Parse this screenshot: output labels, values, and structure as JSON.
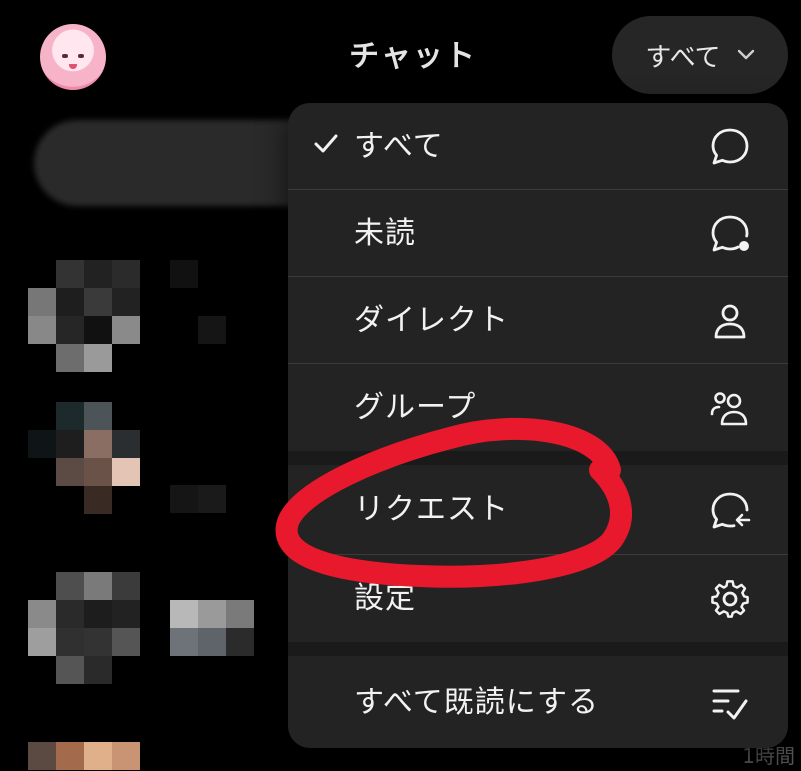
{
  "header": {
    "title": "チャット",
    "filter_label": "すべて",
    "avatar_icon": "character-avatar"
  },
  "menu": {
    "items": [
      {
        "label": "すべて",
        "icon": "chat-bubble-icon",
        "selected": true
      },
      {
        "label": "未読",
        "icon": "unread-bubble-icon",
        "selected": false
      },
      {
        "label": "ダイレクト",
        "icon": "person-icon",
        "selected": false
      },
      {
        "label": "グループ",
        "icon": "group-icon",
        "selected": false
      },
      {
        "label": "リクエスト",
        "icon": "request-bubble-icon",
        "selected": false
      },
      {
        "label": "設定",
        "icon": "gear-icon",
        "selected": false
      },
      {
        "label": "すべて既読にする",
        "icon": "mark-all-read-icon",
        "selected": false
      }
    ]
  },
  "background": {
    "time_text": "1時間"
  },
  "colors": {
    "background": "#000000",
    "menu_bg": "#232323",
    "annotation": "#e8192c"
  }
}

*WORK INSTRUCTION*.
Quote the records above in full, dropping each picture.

*EXERCISE RESPONSE*.
Parse this screenshot: output labels, values, and structure as JSON.
{
  "header": {
    "title": "チャット",
    "filter_label": "すべて",
    "avatar_icon": "character-avatar"
  },
  "menu": {
    "items": [
      {
        "label": "すべて",
        "icon": "chat-bubble-icon",
        "selected": true
      },
      {
        "label": "未読",
        "icon": "unread-bubble-icon",
        "selected": false
      },
      {
        "label": "ダイレクト",
        "icon": "person-icon",
        "selected": false
      },
      {
        "label": "グループ",
        "icon": "group-icon",
        "selected": false
      },
      {
        "label": "リクエスト",
        "icon": "request-bubble-icon",
        "selected": false
      },
      {
        "label": "設定",
        "icon": "gear-icon",
        "selected": false
      },
      {
        "label": "すべて既読にする",
        "icon": "mark-all-read-icon",
        "selected": false
      }
    ]
  },
  "background": {
    "time_text": "1時間"
  },
  "colors": {
    "background": "#000000",
    "menu_bg": "#232323",
    "annotation": "#e8192c"
  }
}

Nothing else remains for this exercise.